[Records from a collection]
►
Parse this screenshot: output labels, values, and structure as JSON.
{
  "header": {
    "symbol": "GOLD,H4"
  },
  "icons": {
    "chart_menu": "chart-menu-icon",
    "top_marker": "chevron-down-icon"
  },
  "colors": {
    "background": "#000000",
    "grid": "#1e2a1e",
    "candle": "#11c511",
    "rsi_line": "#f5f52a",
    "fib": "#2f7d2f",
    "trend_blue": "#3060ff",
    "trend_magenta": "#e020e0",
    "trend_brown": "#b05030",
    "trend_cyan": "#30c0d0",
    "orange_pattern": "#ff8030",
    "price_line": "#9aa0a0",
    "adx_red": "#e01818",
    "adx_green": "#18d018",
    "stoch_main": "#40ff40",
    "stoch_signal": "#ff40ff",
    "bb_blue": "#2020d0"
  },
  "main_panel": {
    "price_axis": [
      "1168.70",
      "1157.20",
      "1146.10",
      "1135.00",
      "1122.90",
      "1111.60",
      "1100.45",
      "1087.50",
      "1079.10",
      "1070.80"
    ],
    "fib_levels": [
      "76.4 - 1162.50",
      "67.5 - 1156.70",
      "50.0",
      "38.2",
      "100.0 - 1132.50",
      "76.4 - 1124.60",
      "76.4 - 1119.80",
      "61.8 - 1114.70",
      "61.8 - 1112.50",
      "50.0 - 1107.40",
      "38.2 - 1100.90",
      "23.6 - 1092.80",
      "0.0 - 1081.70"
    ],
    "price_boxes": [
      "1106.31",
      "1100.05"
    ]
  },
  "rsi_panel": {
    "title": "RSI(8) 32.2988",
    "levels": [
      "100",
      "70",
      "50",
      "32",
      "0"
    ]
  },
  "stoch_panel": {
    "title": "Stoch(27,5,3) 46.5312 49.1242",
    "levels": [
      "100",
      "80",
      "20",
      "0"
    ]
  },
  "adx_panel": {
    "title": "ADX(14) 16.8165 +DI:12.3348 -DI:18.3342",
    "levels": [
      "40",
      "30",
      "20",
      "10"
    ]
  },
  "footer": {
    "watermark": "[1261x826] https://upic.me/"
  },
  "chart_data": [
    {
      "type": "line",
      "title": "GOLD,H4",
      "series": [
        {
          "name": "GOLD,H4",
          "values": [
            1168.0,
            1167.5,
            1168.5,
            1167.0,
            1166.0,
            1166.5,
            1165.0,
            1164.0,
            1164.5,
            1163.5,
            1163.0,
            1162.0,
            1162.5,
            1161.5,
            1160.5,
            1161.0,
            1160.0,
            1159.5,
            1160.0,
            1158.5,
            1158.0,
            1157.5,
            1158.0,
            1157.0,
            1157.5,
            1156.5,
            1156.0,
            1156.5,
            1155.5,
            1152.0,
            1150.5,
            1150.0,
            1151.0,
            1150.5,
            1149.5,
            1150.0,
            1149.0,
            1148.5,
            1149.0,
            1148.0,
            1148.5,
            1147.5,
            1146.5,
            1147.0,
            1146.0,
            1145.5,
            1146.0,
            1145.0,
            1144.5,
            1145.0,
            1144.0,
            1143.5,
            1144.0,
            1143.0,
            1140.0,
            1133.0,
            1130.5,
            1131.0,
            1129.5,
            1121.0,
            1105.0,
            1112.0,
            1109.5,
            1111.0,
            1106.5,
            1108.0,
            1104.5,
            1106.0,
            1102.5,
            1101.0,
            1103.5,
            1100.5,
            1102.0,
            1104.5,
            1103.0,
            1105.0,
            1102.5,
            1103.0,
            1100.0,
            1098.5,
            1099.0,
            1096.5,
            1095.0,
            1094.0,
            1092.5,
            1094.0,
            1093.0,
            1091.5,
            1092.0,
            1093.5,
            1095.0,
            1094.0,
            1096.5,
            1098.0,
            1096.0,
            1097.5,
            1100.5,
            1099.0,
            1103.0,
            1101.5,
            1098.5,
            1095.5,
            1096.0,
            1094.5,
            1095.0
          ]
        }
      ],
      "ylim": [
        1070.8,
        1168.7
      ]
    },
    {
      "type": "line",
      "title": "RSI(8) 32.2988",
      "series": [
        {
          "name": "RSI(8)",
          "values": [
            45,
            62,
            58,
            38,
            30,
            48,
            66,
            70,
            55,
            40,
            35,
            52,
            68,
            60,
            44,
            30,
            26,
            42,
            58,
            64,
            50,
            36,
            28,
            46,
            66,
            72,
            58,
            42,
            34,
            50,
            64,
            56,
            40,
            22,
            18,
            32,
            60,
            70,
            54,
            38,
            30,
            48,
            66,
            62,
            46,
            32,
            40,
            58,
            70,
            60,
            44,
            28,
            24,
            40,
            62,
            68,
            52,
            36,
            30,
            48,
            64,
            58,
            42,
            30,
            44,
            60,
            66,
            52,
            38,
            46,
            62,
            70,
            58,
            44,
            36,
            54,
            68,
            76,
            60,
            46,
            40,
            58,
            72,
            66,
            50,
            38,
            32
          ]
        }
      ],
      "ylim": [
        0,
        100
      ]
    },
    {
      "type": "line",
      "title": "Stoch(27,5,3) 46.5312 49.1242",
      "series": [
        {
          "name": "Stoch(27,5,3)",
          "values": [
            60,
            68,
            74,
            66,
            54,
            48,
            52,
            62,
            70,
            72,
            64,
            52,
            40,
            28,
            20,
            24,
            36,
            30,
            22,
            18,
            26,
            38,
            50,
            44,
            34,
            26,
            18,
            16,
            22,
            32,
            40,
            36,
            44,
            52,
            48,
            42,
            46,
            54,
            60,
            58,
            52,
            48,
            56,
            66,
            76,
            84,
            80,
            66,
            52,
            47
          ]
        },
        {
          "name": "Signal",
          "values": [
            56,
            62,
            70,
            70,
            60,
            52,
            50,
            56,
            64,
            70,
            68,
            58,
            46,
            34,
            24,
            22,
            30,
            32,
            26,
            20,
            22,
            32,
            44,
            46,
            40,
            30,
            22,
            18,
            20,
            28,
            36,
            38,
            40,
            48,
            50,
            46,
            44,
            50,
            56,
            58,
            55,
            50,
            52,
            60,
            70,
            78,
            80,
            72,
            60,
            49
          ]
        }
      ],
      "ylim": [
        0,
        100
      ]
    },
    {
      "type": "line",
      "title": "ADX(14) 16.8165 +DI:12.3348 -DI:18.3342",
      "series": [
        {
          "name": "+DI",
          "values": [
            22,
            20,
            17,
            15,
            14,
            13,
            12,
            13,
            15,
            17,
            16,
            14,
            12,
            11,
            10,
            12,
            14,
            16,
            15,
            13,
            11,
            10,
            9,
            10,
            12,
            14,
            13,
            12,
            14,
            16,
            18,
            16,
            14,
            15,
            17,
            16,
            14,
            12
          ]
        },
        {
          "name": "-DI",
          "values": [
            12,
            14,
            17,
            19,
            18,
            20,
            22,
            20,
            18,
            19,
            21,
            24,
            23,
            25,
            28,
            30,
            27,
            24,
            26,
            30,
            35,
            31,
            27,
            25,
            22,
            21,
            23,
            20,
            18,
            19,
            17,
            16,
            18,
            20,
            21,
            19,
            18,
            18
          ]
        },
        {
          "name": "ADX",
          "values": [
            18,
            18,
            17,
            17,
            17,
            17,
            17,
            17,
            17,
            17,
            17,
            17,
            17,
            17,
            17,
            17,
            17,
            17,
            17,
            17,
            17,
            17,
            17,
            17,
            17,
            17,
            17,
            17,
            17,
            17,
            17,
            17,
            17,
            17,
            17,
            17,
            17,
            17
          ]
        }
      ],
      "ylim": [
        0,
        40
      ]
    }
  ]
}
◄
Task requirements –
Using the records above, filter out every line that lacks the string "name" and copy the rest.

Exercise answer –
          "name": "GOLD,H4",
          "name": "RSI(8)",
          "name": "Stoch(27,5,3)",
          "name": "Signal",
          "name": "+DI",
          "name": "-DI",
          "name": "ADX",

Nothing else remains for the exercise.